# What to do:
Copy all lines below that use the word "icon".

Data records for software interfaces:
________

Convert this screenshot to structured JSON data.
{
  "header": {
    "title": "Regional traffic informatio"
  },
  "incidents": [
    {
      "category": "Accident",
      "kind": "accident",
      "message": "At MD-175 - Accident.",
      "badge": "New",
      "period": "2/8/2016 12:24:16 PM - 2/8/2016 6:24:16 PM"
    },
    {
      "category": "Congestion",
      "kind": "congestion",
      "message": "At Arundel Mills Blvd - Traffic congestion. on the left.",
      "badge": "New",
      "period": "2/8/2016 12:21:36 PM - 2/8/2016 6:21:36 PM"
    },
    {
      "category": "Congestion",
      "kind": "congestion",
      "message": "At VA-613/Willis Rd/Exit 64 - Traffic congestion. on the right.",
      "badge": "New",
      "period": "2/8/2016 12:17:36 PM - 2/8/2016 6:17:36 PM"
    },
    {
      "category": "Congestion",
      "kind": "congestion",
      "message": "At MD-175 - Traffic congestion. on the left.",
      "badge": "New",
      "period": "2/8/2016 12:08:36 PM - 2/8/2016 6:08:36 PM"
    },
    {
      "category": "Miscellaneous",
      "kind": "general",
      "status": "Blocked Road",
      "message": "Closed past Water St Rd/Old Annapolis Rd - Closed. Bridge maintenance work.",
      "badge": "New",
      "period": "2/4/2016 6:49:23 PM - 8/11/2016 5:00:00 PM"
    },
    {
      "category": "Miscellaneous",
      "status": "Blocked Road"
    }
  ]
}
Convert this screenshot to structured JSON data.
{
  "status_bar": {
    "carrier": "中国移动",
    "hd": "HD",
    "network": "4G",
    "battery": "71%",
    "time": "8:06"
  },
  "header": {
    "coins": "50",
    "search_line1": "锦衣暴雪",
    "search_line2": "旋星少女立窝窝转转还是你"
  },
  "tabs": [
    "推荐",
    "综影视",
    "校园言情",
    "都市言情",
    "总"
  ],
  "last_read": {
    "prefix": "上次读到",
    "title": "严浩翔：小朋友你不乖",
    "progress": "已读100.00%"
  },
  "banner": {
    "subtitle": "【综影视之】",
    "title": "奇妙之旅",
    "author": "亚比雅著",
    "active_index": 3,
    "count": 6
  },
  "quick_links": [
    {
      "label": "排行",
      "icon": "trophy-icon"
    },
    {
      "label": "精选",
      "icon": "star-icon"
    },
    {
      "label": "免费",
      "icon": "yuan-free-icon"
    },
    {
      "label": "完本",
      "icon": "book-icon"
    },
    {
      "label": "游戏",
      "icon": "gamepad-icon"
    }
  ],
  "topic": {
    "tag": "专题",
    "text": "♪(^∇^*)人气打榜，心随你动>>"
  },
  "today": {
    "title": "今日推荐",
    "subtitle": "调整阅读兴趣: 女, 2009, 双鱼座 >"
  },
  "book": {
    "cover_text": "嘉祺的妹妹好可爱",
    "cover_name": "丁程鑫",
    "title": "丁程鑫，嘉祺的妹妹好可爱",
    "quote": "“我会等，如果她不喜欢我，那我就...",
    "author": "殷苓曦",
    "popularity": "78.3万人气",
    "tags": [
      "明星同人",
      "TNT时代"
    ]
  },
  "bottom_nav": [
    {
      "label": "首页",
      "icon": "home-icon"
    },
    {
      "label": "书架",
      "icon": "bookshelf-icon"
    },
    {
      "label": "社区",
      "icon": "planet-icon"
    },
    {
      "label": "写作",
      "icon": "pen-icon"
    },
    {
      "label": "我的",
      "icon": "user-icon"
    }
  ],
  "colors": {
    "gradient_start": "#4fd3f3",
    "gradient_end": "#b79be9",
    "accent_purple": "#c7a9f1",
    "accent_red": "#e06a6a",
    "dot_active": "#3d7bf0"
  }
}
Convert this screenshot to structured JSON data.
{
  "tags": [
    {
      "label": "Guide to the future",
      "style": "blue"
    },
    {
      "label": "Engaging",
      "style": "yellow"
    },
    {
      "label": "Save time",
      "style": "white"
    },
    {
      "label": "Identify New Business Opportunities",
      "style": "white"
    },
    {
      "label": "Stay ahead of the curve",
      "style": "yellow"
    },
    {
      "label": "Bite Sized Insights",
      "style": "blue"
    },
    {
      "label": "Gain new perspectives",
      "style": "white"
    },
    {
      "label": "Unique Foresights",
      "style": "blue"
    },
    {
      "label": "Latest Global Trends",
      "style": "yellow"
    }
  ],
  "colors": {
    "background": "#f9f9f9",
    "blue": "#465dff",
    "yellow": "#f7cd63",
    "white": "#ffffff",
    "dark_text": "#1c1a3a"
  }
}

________

# Output of the exercise:
      "icon": "trophy-icon"
      "icon": "star-icon"
      "icon": "yuan-free-icon"
      "icon": "book-icon"
      "icon": "gamepad-icon"
      "icon": "home-icon"
      "icon": "bookshelf-icon"
      "icon": "planet-icon"
      "icon": "pen-icon"
      "icon": "user-icon"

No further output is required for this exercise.